**WORK REQUEST**
Going line by line through the entries below, tally those that hold the string "JSON". Give only the total.

**AVAILABLE RECORDS**
- Opening Delimiter -

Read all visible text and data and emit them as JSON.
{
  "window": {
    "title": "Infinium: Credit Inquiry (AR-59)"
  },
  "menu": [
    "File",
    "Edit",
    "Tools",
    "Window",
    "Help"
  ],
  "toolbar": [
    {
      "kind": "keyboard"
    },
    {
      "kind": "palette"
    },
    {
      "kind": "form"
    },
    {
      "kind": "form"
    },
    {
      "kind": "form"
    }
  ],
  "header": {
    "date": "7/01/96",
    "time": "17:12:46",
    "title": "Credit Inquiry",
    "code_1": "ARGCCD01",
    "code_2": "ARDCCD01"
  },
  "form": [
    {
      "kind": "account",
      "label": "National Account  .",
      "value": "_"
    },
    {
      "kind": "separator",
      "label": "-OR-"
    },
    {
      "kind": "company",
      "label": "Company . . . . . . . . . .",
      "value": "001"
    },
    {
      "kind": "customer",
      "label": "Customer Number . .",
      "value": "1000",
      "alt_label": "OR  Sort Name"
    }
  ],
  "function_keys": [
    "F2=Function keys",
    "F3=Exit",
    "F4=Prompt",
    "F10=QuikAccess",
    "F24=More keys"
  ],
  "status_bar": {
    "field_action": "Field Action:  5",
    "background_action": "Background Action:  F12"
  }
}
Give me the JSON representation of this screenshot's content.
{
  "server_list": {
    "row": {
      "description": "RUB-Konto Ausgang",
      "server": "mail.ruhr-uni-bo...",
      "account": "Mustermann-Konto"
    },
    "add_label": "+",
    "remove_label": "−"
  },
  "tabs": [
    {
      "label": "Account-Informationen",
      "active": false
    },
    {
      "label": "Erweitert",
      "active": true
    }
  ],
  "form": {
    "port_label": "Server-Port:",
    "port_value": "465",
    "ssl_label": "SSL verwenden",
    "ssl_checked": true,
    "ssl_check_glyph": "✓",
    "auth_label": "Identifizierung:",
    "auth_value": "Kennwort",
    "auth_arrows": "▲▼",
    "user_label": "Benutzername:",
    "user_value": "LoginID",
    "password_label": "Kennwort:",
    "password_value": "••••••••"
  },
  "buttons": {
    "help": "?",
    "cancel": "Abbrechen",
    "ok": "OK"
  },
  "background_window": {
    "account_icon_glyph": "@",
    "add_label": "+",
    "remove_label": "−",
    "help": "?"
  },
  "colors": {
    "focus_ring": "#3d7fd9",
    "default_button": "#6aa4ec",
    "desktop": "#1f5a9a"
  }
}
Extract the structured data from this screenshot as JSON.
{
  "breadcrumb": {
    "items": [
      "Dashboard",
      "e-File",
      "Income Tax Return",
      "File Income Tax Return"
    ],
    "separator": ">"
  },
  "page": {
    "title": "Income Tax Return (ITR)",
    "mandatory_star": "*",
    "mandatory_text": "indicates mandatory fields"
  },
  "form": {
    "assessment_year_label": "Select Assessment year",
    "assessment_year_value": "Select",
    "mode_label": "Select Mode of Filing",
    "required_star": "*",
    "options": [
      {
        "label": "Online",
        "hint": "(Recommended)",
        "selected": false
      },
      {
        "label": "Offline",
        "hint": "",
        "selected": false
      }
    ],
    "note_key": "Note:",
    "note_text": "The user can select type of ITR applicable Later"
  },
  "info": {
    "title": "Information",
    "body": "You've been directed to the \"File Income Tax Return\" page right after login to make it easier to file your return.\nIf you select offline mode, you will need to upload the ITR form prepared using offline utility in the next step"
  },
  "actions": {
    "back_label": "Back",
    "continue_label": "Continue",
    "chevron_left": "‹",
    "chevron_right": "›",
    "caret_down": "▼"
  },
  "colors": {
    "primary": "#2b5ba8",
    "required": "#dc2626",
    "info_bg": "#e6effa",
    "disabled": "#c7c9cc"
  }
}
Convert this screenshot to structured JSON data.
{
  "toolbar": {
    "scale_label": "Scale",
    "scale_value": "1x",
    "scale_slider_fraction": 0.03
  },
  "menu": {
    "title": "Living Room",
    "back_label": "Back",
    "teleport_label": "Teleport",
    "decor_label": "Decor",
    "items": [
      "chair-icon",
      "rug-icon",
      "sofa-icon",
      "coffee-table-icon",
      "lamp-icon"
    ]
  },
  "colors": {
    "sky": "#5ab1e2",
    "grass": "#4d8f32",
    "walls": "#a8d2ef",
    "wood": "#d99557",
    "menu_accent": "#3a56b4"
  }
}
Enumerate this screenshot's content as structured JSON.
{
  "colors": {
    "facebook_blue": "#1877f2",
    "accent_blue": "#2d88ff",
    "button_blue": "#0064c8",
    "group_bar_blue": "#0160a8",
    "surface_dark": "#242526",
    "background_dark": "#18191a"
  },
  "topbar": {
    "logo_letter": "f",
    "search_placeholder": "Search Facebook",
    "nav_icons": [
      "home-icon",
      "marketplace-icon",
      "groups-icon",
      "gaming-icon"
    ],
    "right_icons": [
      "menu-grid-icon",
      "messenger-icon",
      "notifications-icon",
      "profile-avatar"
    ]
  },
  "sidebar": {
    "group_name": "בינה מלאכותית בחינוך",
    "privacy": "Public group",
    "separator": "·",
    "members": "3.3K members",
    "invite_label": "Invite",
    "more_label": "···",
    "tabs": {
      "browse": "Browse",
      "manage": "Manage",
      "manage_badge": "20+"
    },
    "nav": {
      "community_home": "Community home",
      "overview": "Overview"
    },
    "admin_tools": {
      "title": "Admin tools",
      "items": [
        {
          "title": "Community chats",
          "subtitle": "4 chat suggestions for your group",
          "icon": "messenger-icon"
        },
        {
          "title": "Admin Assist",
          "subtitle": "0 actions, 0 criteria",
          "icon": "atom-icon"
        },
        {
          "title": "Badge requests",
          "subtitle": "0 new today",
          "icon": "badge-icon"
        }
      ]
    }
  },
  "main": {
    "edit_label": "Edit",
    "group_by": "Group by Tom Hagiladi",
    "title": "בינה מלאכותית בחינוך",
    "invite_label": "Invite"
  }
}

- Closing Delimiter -

**ANSWER TO THE EXERCISE**
5